I try to compensate for that by being pretty protective of my weekends. First thing and last, I'm checking my BlackBerry, but I'll go to the park and play basketball with the kids or go bodysurfing. I try to keep the weekends for the family so they know that during the week I'm pretty much a nonentity.

At night, if it's summer we might go to the park, or if it's cold we might stay in the house and watch Scrubs, my favorite show. But I'm probably just sitting there thinking about this place. I do enjoy my life better when I'm in the middle of a book--always something political, anything by Gore Vidal or Noam Chomsky. But if I'm reading a book, it's an escape. That'll take me even farther away from the wife and kids. If I'm in a book, I'm so involved in it that for what little I'm there for them, I'm there even less.

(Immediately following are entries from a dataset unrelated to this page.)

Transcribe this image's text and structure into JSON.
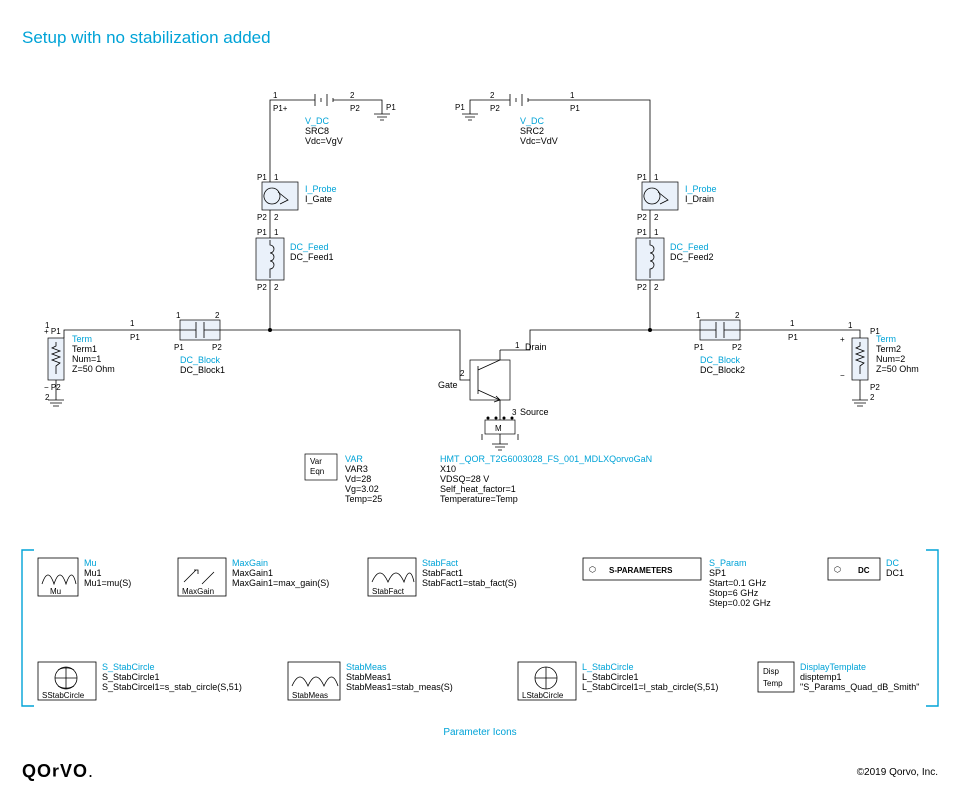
{
  "title": "Setup with no stabilization added",
  "vdc_left": {
    "type": "V_DC",
    "name": "SRC8",
    "val": "Vdc=VgV"
  },
  "vdc_right": {
    "type": "V_DC",
    "name": "SRC2",
    "val": "Vdc=VdV"
  },
  "iprobe_left": {
    "type": "I_Probe",
    "name": "I_Gate"
  },
  "iprobe_right": {
    "type": "I_Probe",
    "name": "I_Drain"
  },
  "dcfeed_left": {
    "type": "DC_Feed",
    "name": "DC_Feed1"
  },
  "dcfeed_right": {
    "type": "DC_Feed",
    "name": "DC_Feed2"
  },
  "dcblock_left": {
    "type": "DC_Block",
    "name": "DC_Block1"
  },
  "dcblock_right": {
    "type": "DC_Block",
    "name": "DC_Block2"
  },
  "term_left": {
    "type": "Term",
    "name": "Term1",
    "num": "Num=1",
    "z": "Z=50 Ohm"
  },
  "term_right": {
    "type": "Term",
    "name": "Term2",
    "num": "Num=2",
    "z": "Z=50 Ohm"
  },
  "varblk": {
    "lbl": "Var\nEqn",
    "type": "VAR",
    "name": "VAR3",
    "l1": "Vd=28",
    "l2": "Vg=3.02",
    "l3": "Temp=25"
  },
  "transistor": {
    "type": "HMT_QOR_T2G6003028_FS_001_MDLXQorvoGaN",
    "name": "X10",
    "l1": "VDSQ=28 V",
    "l2": "Self_heat_factor=1",
    "l3": "Temperature=Temp",
    "pin1": "Drain",
    "pin2": "Gate",
    "pin3": "Source"
  },
  "icons": {
    "mu": {
      "box": "Mu",
      "t": "Mu",
      "n": "Mu1",
      "v": "Mu1=mu(S)"
    },
    "maxgain": {
      "box": "MaxGain",
      "t": "MaxGain",
      "n": "MaxGain1",
      "v": "MaxGain1=max_gain(S)"
    },
    "stabfact": {
      "box": "StabFact",
      "t": "StabFact",
      "n": "StabFact1",
      "v": "StabFact1=stab_fact(S)"
    },
    "sparams": {
      "box": "S-PARAMETERS",
      "t": "S_Param",
      "n": "SP1",
      "l1": "Start=0.1 GHz",
      "l2": "Stop=6 GHz",
      "l3": "Step=0.02 GHz"
    },
    "dc": {
      "box": "DC",
      "t": "DC",
      "n": "DC1"
    },
    "sstab": {
      "box": "SStabCircle",
      "t": "S_StabCircle",
      "n": "S_StabCircle1",
      "v": "S_StabCircel1=s_stab_circle(S,51)"
    },
    "stabmeas": {
      "box": "StabMeas",
      "t": "StabMeas",
      "n": "StabMeas1",
      "v": "StabMeas1=stab_meas(S)"
    },
    "lstab": {
      "box": "LStabCircle",
      "t": "L_StabCircle",
      "n": "L_StabCircle1",
      "v": "L_StabCircel1=l_stab_circle(S,51)"
    },
    "disp": {
      "box": "Disp\nTemp",
      "t": "DisplayTemplate",
      "n": "disptemp1",
      "v": "\"S_Params_Quad_dB_Smith\""
    }
  },
  "paramicons_label": "Parameter Icons",
  "footer": "QOrVO",
  "copyright": "©2019 Qorvo, Inc."
}
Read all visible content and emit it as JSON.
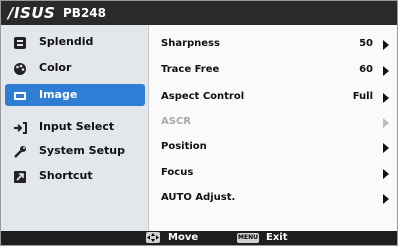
{
  "header": {
    "brand": "/ISUS",
    "model": "PB248"
  },
  "sidebar": {
    "items": [
      {
        "label": "Splendid",
        "icon": "splendid-icon"
      },
      {
        "label": "Color",
        "icon": "color-palette-icon"
      },
      {
        "label": "Image",
        "icon": "image-icon",
        "selected": true
      },
      {
        "label": "Input Select",
        "icon": "input-select-icon"
      },
      {
        "label": "System Setup",
        "icon": "wrench-icon"
      },
      {
        "label": "Shortcut",
        "icon": "shortcut-icon"
      }
    ]
  },
  "menu": {
    "rows": [
      {
        "label": "Sharpness",
        "value": "50",
        "enabled": true
      },
      {
        "label": "Trace Free",
        "value": "60",
        "enabled": true
      },
      {
        "label": "Aspect Control",
        "value": "Full",
        "enabled": true
      },
      {
        "label": "ASCR",
        "value": "",
        "enabled": false
      },
      {
        "label": "Position",
        "value": "",
        "enabled": true
      },
      {
        "label": "Focus",
        "value": "",
        "enabled": true
      },
      {
        "label": "AUTO Adjust.",
        "value": "",
        "enabled": true
      }
    ]
  },
  "footer": {
    "move_label": "Move",
    "menu_key": "MENU",
    "exit_label": "Exit"
  },
  "colors": {
    "accent": "#2f7dd4",
    "titlebar": "#2a2a2a",
    "footer": "#1e1e1e"
  }
}
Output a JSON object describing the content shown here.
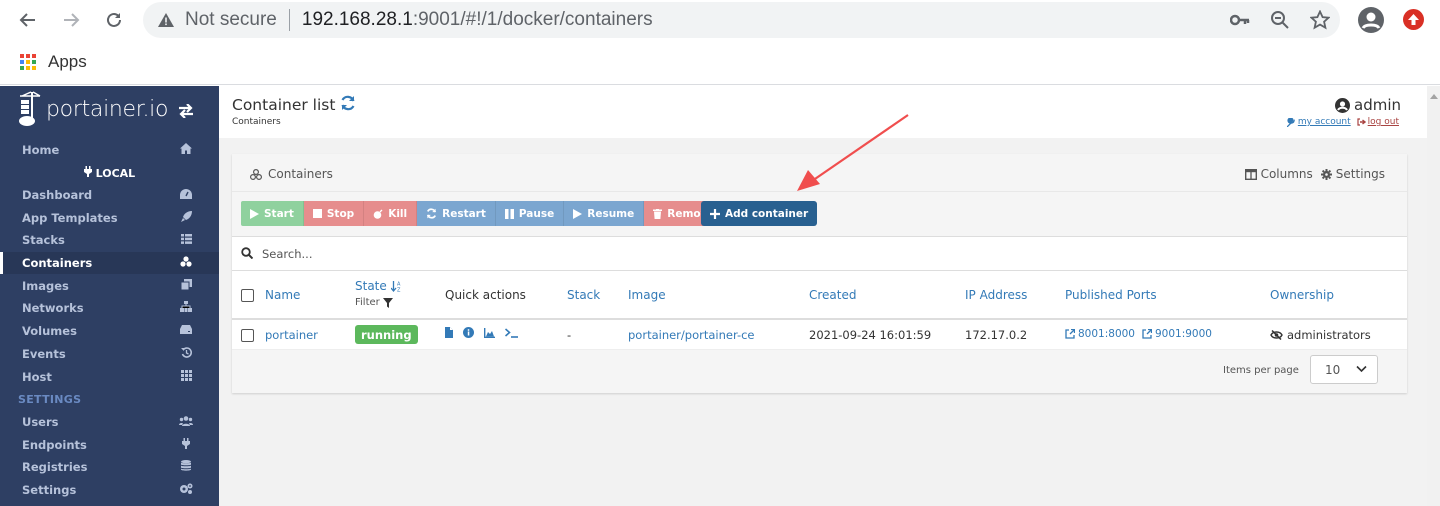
{
  "browser": {
    "security_label": "Not secure",
    "url_host": "192.168.28.1",
    "url_rest": ":9001/#!/1/docker/containers",
    "bookmarks": [
      {
        "label": "Apps"
      }
    ]
  },
  "sidebar": {
    "brand": "portainer.io",
    "home": {
      "label": "Home",
      "icon": "home-icon"
    },
    "endpoint_label": "LOCAL",
    "items": [
      {
        "label": "Dashboard",
        "icon": "tachometer-icon"
      },
      {
        "label": "App Templates",
        "icon": "rocket-icon"
      },
      {
        "label": "Stacks",
        "icon": "th-list-icon"
      },
      {
        "label": "Containers",
        "icon": "cubes-icon",
        "active": true
      },
      {
        "label": "Images",
        "icon": "clone-icon"
      },
      {
        "label": "Networks",
        "icon": "sitemap-icon"
      },
      {
        "label": "Volumes",
        "icon": "hdd-icon"
      },
      {
        "label": "Events",
        "icon": "history-icon"
      },
      {
        "label": "Host",
        "icon": "th-icon"
      }
    ],
    "settings_header": "SETTINGS",
    "settings_items": [
      {
        "label": "Users",
        "icon": "users-icon"
      },
      {
        "label": "Endpoints",
        "icon": "plug-icon"
      },
      {
        "label": "Registries",
        "icon": "database-icon"
      },
      {
        "label": "Settings",
        "icon": "cogs-icon"
      }
    ]
  },
  "header": {
    "title": "Container list",
    "breadcrumb": "Containers",
    "username": "admin",
    "my_account": "my account",
    "log_out": "log out"
  },
  "widget": {
    "title": "Containers",
    "columns_label": "Columns",
    "settings_label": "Settings",
    "actions": [
      {
        "label": "Start",
        "style": "success"
      },
      {
        "label": "Stop",
        "style": "danger"
      },
      {
        "label": "Kill",
        "style": "danger"
      },
      {
        "label": "Restart",
        "style": "primary"
      },
      {
        "label": "Pause",
        "style": "primary"
      },
      {
        "label": "Resume",
        "style": "primary"
      },
      {
        "label": "Remove",
        "style": "danger"
      }
    ],
    "add_label": "Add container",
    "search_placeholder": "Search...",
    "columns": {
      "name": "Name",
      "state": "State",
      "state_filter": "Filter",
      "quick_actions": "Quick actions",
      "stack": "Stack",
      "image": "Image",
      "created": "Created",
      "ip": "IP Address",
      "ports": "Published Ports",
      "ownership": "Ownership"
    },
    "rows": [
      {
        "name": "portainer",
        "state": "running",
        "stack": "-",
        "image": "portainer/portainer-ce",
        "created": "2021-09-24 16:01:59",
        "ip": "172.17.0.2",
        "ports": [
          "8001:8000",
          "9001:9000"
        ],
        "ownership": "administrators"
      }
    ],
    "items_per_page_label": "Items per page",
    "items_per_page": "10"
  },
  "colors": {
    "sidebar_bg": "#2e3f63",
    "link": "#337ab7",
    "running": "#5cb85c",
    "add_button": "#286090",
    "annotation_arrow": "#f04e4e"
  }
}
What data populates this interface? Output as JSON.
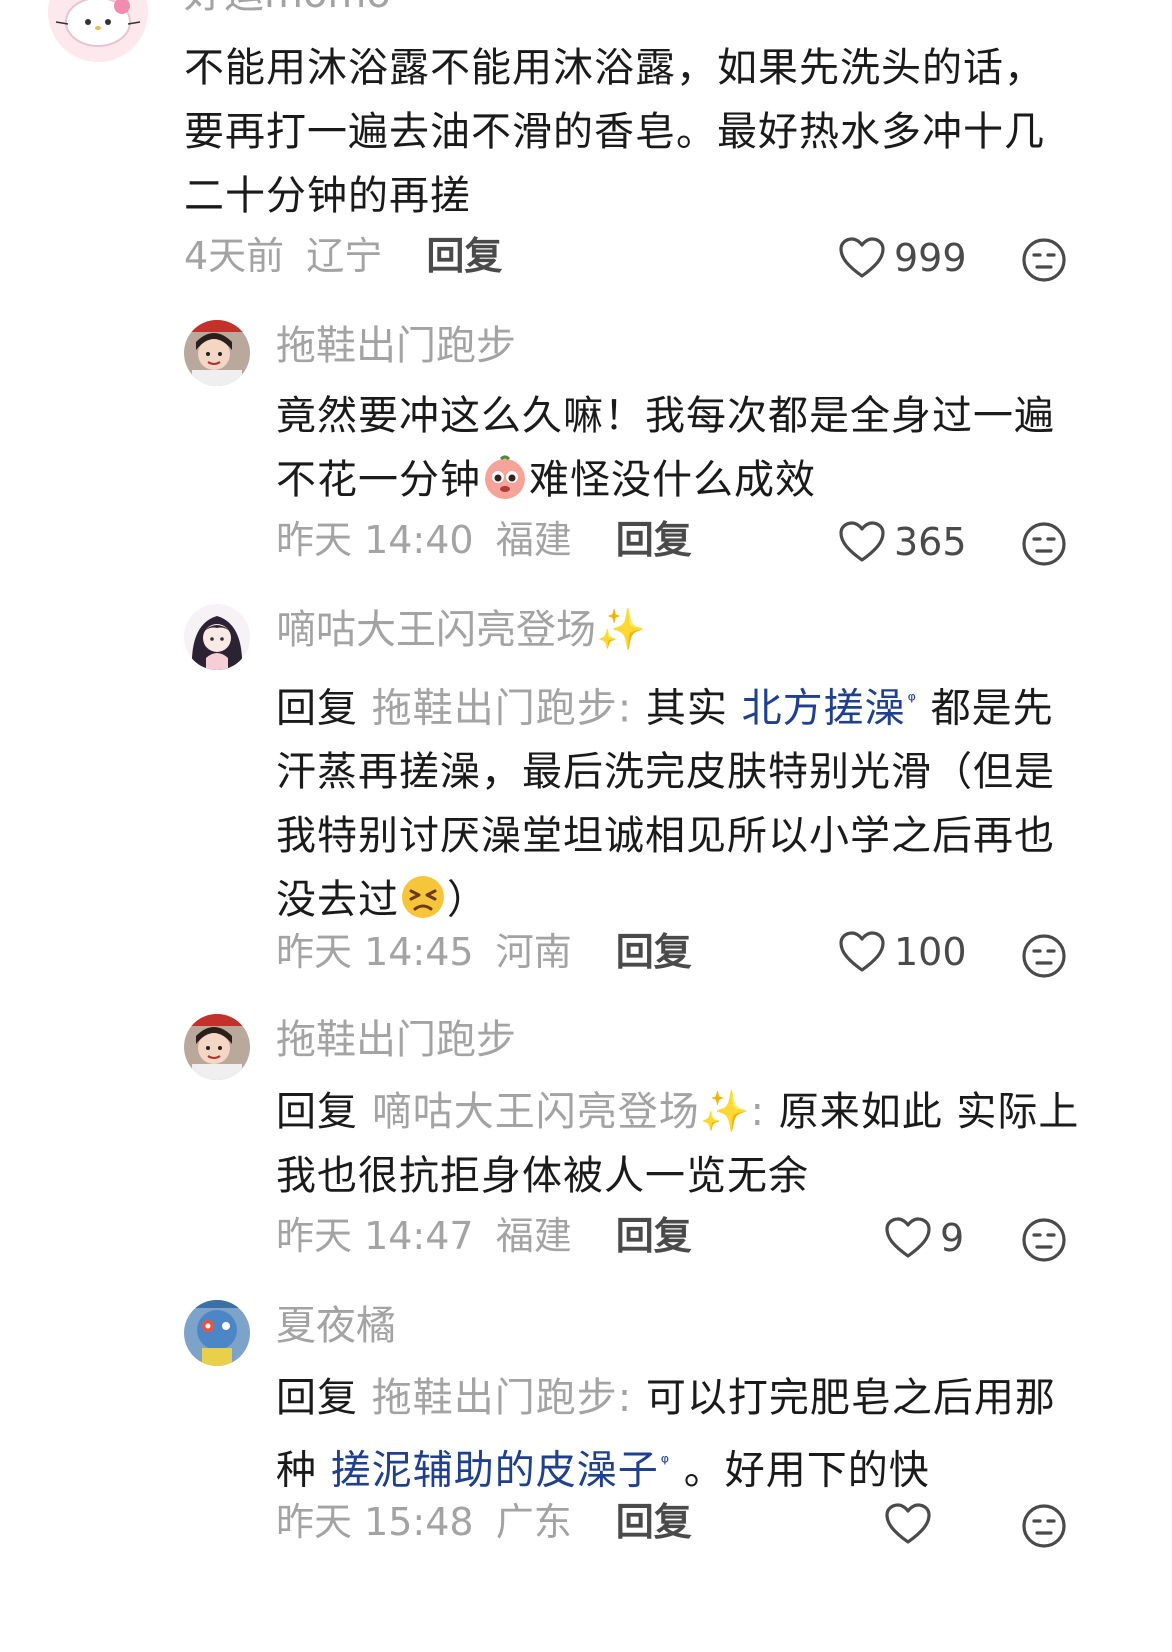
{
  "comments": [
    {
      "username": "好运momo",
      "text_lines": [
        "不能用沐浴露不能用沐浴露，如果先洗头的话，",
        "要再打一遍去油不滑的香皂。最好热水多冲十几",
        "二十分钟的再搓"
      ],
      "time": "4天前",
      "location": "辽宁",
      "reply_label": "回复",
      "likes": "999",
      "avatar_icon": "hello-kitty-avatar"
    },
    {
      "username": "拖鞋出门跑步",
      "text_line1": "竟然要冲这么久嘛！我每次都是全身过一遍",
      "text_line2_a": "不花一分钟",
      "text_line2_b": "难怪没什么成效",
      "inline_emoji": "pleading-face-emoji",
      "time": "昨天 14:40",
      "location": "福建",
      "reply_label": "回复",
      "likes": "365",
      "avatar_icon": "person-avatar"
    },
    {
      "username": "嘀咕大王闪亮登场✨",
      "reply_word": "回复",
      "reply_target": "拖鞋出门跑步:",
      "line1_a": " 其实 ",
      "line1_link": "北方搓澡",
      "line1_b": " 都是先",
      "line2": "汗蒸再搓澡，最后洗完皮肤特别光滑（但是",
      "line3": "我特别讨厌澡堂坦诚相见所以小学之后再也",
      "line4_a": "没去过",
      "line4_b": "）",
      "inline_emoji": "persevering-face-emoji",
      "time": "昨天 14:45",
      "location": "河南",
      "reply_label": "回复",
      "likes": "100",
      "avatar_icon": "girl-avatar"
    },
    {
      "username": "拖鞋出门跑步",
      "reply_word": "回复",
      "reply_target": "嘀咕大王闪亮登场✨:",
      "line1_a": " 原来如此 实际上",
      "line2": "我也很抗拒身体被人一览无余",
      "time": "昨天 14:47",
      "location": "福建",
      "reply_label": "回复",
      "likes": "9",
      "avatar_icon": "person-avatar"
    },
    {
      "username": "夏夜橘",
      "reply_word": "回复",
      "reply_target": "拖鞋出门跑步:",
      "line1_a": " 可以打完肥皂之后用那",
      "line2_a": "种 ",
      "line2_link": "搓泥辅助的皮澡子",
      "line2_b": " 。好用下的快",
      "time": "昨天 15:48",
      "location": "广东",
      "reply_label": "回复",
      "likes": "",
      "avatar_icon": "toy-avatar"
    }
  ],
  "search_marker": "ᵠ",
  "colors": {
    "username": "#a3a3a3",
    "text": "#1a1a1a",
    "link": "#1f3f8f",
    "meta": "#a3a3a3"
  }
}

I'll usually go to bed from exhaustion about 9:30. Then, typically, I've been lying awake thinking through things and trying to get through my night, fitfully. At 2 a.m., I pop up, my mind gets active, and I start scheming about the day, strategizing. I might fall asleep again at 5 a.m. and sleep until 6, just out of exhaustion. If I know I'm going to have to let somebody go, then it's definitely a sleepless night the night before. I hate to do that; that really bothers me. I also have anxiety when I'll have a meeting with a strong-willed person. You know you're in for a fight: I know you think I'm wrong, but I'm the CEO, it's my bet and my conscience, and I'm doing it.

This is a really intense and fast-moving company. Of all the things I've done in my career, this is the one. This could be the big one. This one really matters. This is one of those where you hope and think that if you do it right, it's the last job you'll ever have to have. You couldn't do this forever, but you could run at a breakneck pace for three or four years, as long as you have a pot of gold at the finish line.